All lines of the listing below are to be printed again exactly.
-------- INFORMATION
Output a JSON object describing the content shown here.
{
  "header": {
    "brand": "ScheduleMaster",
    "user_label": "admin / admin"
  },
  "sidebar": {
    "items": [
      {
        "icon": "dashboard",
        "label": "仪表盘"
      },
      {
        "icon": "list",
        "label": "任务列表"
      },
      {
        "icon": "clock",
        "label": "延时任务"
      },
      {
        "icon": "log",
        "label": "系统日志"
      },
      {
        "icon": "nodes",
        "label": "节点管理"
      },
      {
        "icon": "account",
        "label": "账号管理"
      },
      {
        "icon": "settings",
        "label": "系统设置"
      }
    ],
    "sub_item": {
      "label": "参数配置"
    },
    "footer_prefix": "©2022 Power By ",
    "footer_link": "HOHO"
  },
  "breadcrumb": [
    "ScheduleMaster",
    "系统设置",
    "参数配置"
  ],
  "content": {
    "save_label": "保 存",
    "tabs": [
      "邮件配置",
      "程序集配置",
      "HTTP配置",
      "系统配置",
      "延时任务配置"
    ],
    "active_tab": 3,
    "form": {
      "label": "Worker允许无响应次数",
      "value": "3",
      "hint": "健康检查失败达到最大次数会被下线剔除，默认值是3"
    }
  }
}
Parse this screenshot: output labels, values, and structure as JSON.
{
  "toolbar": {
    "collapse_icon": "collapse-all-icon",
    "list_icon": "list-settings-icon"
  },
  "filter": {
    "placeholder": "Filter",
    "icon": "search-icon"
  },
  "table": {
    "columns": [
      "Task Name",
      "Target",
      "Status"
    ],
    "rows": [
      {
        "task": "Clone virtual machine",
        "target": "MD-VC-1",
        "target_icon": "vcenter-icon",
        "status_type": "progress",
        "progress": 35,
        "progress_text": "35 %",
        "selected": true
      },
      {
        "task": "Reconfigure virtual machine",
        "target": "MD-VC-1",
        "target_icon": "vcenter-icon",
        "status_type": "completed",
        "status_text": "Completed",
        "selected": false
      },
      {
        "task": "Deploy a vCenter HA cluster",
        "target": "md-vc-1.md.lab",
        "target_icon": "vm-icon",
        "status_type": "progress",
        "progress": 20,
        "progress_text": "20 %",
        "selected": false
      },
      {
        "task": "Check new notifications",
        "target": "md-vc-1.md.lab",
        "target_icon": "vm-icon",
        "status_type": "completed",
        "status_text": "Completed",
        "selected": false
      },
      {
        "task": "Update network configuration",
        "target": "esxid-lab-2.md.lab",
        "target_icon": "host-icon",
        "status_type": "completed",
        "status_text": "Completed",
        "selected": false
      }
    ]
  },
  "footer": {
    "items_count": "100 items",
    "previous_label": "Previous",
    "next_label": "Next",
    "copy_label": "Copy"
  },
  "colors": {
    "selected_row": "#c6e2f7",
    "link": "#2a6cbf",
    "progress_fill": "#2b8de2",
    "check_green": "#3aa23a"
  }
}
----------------
SOLVED PROBLEM
Output a JSON object describing the content shown here.
{
  "header": {
    "brand": "ScheduleMaster",
    "user_label": "admin / admin"
  },
  "sidebar": {
    "items": [
      {
        "icon": "dashboard",
        "label": "仪表盘"
      },
      {
        "icon": "list",
        "label": "任务列表"
      },
      {
        "icon": "clock",
        "label": "延时任务"
      },
      {
        "icon": "log",
        "label": "系统日志"
      },
      {
        "icon": "nodes",
        "label": "节点管理"
      },
      {
        "icon": "account",
        "label": "账号管理"
      },
      {
        "icon": "settings",
        "label": "系统设置"
      }
    ],
    "sub_item": {
      "label": "参数配置"
    },
    "footer_prefix": "©2022 Power By ",
    "footer_link": "HOHO"
  },
  "breadcrumb": [
    "ScheduleMaster",
    "系统设置",
    "参数配置"
  ],
  "content": {
    "save_label": "保 存",
    "tabs": [
      "邮件配置",
      "程序集配置",
      "HTTP配置",
      "系统配置",
      "延时任务配置"
    ],
    "active_tab": 3,
    "form": {
      "label": "Worker允许无响应次数",
      "value": "3",
      "hint": "健康检查失败达到最大次数会被下线剔除，默认值是3"
    }
  }
}
Parse this screenshot: output labels, values, and structure as JSON.
{
  "toolbar": {
    "collapse_icon": "collapse-all-icon",
    "list_icon": "list-settings-icon"
  },
  "filter": {
    "placeholder": "Filter",
    "icon": "search-icon"
  },
  "table": {
    "columns": [
      "Task Name",
      "Target",
      "Status"
    ],
    "rows": [
      {
        "task": "Clone virtual machine",
        "target": "MD-VC-1",
        "target_icon": "vcenter-icon",
        "status_type": "progress",
        "progress": 35,
        "progress_text": "35 %",
        "selected": true
      },
      {
        "task": "Reconfigure virtual machine",
        "target": "MD-VC-1",
        "target_icon": "vcenter-icon",
        "status_type": "completed",
        "status_text": "Completed",
        "selected": false
      },
      {
        "task": "Deploy a vCenter HA cluster",
        "target": "md-vc-1.md.lab",
        "target_icon": "vm-icon",
        "status_type": "progress",
        "progress": 20,
        "progress_text": "20 %",
        "selected": false
      },
      {
        "task": "Check new notifications",
        "target": "md-vc-1.md.lab",
        "target_icon": "vm-icon",
        "status_type": "completed",
        "status_text": "Completed",
        "selected": false
      },
      {
        "task": "Update network configuration",
        "target": "esxid-lab-2.md.lab",
        "target_icon": "host-icon",
        "status_type": "completed",
        "status_text": "Completed",
        "selected": false
      }
    ]
  },
  "footer": {
    "items_count": "100 items",
    "previous_label": "Previous",
    "next_label": "Next",
    "copy_label": "Copy"
  },
  "colors": {
    "selected_row": "#c6e2f7",
    "link": "#2a6cbf",
    "progress_fill": "#2b8de2",
    "check_green": "#3aa23a"
  }
}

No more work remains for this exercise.